  • The Stradbroke island was separated into 2 islands

    Prior to 1894 North and South Stradbroke were one and the same island. The two islands were separated after a barque; the "Cambus Wallace" was shipwrecked in a narrow passage off the island that was carrying explosives that had to be detonated in the passage. It is believed that the recovery of cargo from the Cambus Wallace, the detonations, and a severe storm caused the separation of the island creating North and South Stradbroke as we know it today.
  • Oyster farming was well established on the Island, but a plague of mud worm wreaked havoc on this enterprise.

    By 1901 oyster farming was well established on the Island, but a plague of mud worm wreaked havoc on this enterprise. Oyster farming had been the biggest seafood industry in Queensland at that time, employing many Aboriginal and European workers for years. The outbreak of mud worm was devastating but not terminal, and through perseverance the industry survived and still prospers in Moreton Bay.
  • The sinking of the prosperity

    1902 saw the sinking of the “Prosperity” off Point Lookout, it is believed that a skeleton revealed on the beach in 1956 with a boot still intact on the foot, was the remains of the cook from the “Prosperity”. The discovery of these remains was the origin of the name given to the beach on which they were found – Deadman’s Beach at Point Lookout.
  • Tourism came to Stradbroke island

    Tourism came to the Island much later, when in the 1930’s, Bert Clayton bought land above the South Gorge to build a guesthouse. His first guests were accommodated in tents which he gradually replaced with one room cabins, the next owners of the property renamed it Samarinda.
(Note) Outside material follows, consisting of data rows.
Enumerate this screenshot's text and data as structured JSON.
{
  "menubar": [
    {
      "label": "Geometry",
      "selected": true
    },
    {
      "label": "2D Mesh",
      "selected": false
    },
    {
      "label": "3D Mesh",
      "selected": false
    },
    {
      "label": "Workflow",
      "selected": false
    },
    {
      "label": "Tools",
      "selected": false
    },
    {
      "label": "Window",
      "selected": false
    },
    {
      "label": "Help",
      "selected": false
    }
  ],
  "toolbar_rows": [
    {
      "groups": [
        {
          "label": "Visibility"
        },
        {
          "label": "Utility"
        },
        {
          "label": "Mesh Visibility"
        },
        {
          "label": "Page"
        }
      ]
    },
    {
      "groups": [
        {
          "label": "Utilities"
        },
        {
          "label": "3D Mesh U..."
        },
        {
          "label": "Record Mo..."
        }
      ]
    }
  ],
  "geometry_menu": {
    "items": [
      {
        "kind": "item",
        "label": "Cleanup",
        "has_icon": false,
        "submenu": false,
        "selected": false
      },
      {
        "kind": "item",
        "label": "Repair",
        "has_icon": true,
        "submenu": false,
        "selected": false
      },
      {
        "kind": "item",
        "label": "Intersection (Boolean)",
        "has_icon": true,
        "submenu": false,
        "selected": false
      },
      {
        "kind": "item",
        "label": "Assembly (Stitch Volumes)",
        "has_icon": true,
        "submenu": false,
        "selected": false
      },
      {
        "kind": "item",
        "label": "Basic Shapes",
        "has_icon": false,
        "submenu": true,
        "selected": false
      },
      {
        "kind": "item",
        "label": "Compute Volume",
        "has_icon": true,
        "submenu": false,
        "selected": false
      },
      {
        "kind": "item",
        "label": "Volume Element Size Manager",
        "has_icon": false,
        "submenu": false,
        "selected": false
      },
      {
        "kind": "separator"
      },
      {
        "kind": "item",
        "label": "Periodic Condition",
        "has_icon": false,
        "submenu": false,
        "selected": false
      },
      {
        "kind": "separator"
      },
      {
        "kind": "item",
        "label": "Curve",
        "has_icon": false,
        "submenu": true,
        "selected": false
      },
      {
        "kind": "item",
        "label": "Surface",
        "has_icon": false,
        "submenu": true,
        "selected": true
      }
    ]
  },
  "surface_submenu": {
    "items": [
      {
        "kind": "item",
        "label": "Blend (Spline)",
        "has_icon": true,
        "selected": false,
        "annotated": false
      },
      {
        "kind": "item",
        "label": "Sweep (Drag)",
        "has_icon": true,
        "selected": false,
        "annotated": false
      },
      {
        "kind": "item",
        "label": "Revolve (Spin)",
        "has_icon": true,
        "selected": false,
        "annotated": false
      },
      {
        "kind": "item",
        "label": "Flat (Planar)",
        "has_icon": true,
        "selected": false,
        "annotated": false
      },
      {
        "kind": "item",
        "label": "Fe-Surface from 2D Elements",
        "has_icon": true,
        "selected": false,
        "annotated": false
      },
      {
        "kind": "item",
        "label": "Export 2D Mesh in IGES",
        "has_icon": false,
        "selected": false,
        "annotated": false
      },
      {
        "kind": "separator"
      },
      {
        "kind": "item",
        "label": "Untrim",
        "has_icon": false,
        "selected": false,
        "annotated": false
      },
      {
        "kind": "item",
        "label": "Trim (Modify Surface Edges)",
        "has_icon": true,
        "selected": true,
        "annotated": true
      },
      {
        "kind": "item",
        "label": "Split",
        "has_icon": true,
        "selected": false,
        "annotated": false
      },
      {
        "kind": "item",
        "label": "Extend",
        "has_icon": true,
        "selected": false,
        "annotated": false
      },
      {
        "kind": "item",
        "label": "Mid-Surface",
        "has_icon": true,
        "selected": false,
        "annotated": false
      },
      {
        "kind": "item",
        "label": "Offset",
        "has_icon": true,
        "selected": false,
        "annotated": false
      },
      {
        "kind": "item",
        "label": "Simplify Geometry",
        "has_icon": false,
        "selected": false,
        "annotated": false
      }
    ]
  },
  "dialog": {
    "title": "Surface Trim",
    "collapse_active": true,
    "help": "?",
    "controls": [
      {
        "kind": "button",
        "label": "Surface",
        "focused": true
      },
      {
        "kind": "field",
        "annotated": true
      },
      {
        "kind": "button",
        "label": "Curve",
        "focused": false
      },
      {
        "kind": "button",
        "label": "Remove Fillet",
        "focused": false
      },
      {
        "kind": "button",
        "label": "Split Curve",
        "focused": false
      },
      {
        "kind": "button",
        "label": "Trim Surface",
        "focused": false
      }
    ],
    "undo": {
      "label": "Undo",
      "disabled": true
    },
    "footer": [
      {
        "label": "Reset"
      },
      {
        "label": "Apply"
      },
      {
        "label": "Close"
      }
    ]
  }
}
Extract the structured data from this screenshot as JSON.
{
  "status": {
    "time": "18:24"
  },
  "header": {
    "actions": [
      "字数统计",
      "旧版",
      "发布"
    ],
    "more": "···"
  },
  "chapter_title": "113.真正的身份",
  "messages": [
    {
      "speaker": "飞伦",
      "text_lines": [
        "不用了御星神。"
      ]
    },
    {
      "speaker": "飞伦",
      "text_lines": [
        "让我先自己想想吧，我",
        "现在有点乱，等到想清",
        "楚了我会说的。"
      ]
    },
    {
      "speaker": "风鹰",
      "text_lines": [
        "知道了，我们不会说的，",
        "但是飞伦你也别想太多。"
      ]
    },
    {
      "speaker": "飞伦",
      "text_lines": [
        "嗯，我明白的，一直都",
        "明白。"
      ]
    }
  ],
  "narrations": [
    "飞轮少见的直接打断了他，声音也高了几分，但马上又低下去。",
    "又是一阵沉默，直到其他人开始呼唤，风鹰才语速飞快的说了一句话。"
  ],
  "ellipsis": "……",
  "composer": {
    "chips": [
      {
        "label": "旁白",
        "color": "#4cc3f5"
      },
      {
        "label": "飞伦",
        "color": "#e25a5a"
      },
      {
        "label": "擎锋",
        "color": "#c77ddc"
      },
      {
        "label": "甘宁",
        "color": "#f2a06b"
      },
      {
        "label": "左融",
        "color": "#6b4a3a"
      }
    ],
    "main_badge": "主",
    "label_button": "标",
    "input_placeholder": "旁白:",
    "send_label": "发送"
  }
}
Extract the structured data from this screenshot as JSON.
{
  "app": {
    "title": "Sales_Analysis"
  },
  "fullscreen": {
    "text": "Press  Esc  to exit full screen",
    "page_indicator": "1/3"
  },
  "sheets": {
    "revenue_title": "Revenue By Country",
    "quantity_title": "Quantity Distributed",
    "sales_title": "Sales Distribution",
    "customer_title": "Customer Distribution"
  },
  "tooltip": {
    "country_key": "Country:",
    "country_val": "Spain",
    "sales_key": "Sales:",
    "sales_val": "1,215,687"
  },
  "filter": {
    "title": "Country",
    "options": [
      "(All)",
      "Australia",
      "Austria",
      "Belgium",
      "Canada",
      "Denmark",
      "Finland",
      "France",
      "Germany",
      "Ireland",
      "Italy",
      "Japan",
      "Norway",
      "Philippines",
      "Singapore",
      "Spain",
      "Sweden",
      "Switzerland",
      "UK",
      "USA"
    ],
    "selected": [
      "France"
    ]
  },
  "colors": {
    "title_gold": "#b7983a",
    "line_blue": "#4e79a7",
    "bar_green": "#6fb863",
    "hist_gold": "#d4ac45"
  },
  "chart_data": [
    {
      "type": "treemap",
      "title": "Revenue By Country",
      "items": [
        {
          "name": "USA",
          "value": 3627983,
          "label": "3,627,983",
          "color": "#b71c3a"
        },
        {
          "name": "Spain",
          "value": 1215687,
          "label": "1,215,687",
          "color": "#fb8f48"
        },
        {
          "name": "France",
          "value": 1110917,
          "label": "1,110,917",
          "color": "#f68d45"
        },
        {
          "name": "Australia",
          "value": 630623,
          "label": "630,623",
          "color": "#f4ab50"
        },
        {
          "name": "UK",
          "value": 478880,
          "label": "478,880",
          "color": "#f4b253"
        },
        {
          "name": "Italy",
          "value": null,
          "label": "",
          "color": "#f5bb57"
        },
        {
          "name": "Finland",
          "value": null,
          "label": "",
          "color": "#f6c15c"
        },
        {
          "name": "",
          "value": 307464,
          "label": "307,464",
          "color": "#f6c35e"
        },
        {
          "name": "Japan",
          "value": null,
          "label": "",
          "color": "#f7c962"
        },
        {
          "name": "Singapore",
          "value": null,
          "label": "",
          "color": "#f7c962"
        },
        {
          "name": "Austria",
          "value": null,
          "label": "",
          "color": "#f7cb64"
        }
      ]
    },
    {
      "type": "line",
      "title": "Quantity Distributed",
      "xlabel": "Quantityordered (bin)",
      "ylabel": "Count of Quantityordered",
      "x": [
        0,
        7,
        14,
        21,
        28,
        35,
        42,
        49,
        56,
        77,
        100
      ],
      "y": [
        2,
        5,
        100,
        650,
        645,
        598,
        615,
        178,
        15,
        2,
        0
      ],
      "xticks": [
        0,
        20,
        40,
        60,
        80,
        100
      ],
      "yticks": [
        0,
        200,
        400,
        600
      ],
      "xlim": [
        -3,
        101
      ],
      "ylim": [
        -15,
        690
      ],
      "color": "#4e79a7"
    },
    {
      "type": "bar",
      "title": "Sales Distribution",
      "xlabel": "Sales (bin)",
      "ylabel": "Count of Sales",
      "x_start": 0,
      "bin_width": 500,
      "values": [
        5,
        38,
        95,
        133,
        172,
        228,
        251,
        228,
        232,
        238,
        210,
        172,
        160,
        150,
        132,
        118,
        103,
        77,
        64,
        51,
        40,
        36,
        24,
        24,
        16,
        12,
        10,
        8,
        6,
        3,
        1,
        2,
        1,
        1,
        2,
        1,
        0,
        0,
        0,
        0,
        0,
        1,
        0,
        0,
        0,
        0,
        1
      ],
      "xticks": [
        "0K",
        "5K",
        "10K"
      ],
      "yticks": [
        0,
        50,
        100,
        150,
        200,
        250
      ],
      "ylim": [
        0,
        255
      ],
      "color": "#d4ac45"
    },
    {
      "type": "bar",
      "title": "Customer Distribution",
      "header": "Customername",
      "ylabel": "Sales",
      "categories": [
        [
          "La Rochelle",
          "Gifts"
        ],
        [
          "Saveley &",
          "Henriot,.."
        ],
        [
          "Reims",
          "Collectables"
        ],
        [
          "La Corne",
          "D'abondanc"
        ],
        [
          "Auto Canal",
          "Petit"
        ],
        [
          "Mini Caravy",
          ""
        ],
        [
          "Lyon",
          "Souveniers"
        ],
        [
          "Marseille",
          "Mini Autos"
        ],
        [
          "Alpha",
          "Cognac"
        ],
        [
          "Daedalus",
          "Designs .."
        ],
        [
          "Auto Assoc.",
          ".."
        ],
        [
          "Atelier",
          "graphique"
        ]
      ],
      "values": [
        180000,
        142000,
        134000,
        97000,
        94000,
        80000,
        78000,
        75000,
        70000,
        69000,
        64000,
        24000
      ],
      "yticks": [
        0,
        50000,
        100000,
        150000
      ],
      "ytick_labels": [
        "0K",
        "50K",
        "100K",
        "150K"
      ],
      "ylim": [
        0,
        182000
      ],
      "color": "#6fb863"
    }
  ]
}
Samarinda still exists in a very modern form on the original site today. Bert Clayton also started the first bus service to Point Lookout and Hayles Cruises began a regular service to Amity and later Dunwich bringing visito
  • The point lookout Lighthouse was constructed

    The Point Lookout Lighthouse was constructed in 1932 and the materials used in its construction were deposited on one of the beaches including the cylinders used for assembling the light. The beach was named Cylinder Beach for this reason.
  • Australian hospical ship was torpedoed

    On the 14th of May 1943, the Australian Hospital Ship “Centaur” was torpedoed off the Island and 268 of its passengers were killed, leaving only 64 survivors.
  • The point lookout club was affiliated with Queensland sruf lifesaving

    The first vehicular ferry service commenced in 1947 with the “Amazon” soon renamed the “Karboora”. That same year the Surf Lifesavers began patrolling Point Lookout’s beaches. The following year saw the Point Lookout Club being affiliated with Queensland Surf Lifesaving and a permanent club house was erected on the Main beach Headland where it remains today.
  • Sand mining in Stradbroke island was established

    Sand mining was first established on the Island in 1949 when Zinc Corp set up their operation. In the early stages sand was dug up by hand from Main Beach and sent by truck to Dunwich, this hands-on approach solved the unemployment problem on the Island giving jobs to many local residents. Some five years later Titanium and Zirconium Industries set up a more elaborate operation building a dredge on Main Beach and utilizing a trans-island ropeway to transport the sand overland to Dunwich.
  • Consolidated Rutile Ltd, established on the Island

    Consolidated Rutile Ltd, established on the Island in 1963 still in operation today.
  • Stradbroke ferries was established

    Stradbroke Ferries began a regular service to the Island in 1964 and over the years, the Island has seen many changes in its population, industry and construction.